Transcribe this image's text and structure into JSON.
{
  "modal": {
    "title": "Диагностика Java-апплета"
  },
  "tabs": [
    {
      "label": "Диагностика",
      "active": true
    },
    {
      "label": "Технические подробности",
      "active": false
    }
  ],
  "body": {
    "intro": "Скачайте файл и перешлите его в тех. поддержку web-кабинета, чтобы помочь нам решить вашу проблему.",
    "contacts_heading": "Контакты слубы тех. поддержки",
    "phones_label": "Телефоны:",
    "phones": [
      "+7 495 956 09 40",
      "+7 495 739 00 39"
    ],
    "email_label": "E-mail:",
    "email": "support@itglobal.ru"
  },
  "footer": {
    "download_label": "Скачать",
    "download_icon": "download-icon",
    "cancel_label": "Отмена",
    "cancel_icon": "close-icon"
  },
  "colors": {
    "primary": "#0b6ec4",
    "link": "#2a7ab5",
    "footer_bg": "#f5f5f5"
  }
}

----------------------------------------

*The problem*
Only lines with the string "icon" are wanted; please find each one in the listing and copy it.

*Result of the exercise*
    "download_icon": "download-icon",
    "cancel_icon": "close-icon"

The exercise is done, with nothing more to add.